While the state can "come close" to estimating how many Alaskans lack access to health care, "it is a far more complex exercise to understand specifically who comprises that gap population," the report states. It notes that some Alaskans do not seek out health care services, except for in emergencies. Gaps in coverage exist, but are "more limited than what is perceived," the report states.

Other highlights of the report include:

• Poor Alaskans generally have access to primary and preventive care, regardless of community size, with over 200 tribal health clinics and community health centers providing care in 176 communities.

• Specialty care is harder to come by on a statewide level. The widest array of specialty care is available in Anchorage, and to a lesser degree, Fairbanks. The report points to Anchorage Project Access as a way to access specialty care, or through "charity care" -- when a provider decides to pay for the services of a poor Alaskan free-of-charge.

• Gaps in inpatient and specialty care -- including imaging technology, radiation and chemotherapy, oncology, and certain prescription drugs -- are "perhaps the most challenging areas to address," the report states.

• Alaskans struggling with mental illness or substance abuse who require inpatient care may "crowd out" those who have a less severe need, the report states. This creates a gap for poor Alaskans who would benefit from outpatient services.

• Similarly, inpatient behavioral health services have limited space, and there can be a delay in accessing inpatient and residential treatment. Some may skip treatment based on these delays.

• Poor Alaskans outside of Anchorage may have difficulty accessing dental services beyond basic cleanings and preventive care, the report states.

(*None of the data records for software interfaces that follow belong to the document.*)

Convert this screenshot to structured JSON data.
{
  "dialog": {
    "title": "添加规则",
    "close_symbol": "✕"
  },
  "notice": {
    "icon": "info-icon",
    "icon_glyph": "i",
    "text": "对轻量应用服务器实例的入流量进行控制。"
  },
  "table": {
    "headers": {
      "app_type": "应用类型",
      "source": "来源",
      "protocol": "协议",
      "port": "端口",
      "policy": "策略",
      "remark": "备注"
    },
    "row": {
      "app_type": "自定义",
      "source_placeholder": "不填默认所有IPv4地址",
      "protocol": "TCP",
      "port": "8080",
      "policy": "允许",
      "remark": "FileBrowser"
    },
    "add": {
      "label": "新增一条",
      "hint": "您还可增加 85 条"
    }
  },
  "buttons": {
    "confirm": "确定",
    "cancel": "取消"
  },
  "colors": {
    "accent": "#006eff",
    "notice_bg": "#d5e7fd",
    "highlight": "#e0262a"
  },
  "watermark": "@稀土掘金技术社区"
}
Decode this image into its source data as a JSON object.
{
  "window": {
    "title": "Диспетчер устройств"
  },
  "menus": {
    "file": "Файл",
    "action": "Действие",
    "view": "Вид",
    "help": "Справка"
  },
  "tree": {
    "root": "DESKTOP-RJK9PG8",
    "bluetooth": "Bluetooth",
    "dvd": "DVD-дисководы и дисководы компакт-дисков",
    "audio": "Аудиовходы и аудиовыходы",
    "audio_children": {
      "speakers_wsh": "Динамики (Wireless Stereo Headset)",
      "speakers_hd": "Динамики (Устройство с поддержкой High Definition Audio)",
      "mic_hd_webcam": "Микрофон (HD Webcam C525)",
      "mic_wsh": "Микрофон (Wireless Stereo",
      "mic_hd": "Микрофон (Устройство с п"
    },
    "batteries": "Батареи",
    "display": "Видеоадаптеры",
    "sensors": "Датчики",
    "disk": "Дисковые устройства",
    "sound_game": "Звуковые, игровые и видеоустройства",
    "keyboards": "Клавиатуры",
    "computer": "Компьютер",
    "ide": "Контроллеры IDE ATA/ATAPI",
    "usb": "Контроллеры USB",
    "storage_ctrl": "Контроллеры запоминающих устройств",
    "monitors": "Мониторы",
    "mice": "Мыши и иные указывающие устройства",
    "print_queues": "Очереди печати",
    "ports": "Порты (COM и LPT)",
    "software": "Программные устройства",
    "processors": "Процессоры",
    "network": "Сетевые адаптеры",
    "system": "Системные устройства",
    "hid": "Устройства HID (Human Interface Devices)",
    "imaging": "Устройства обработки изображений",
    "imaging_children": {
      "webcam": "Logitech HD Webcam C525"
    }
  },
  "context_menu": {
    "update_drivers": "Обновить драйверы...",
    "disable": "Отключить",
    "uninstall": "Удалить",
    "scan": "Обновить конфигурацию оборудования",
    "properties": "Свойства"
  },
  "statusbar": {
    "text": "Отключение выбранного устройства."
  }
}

• Alaska ranked highest in annual federal funding per capita for both Health and Resources and Services Administration and the Centers for Disease Control and Prevention. In FY12, HRSA spent more than $56.4 million in Alaska, while the CDC spent $38.8 million in Alaska.

• From fiscal year 2010 through fiscal year 2014, the state has used more than $220 million in capital spending for health care clinics, community health organizations, tribal health organizations, hospitals and medical centers. That doesn't include funds provided in the operating budget.

After months spent compiling the data, Streur said Tuesday that the state was now turning its focus toward behavioral health services provided to low-income Alaskans, to see where the greatest need lies.


By LAUREL ANDREWS
laurel@alaskadispatch.com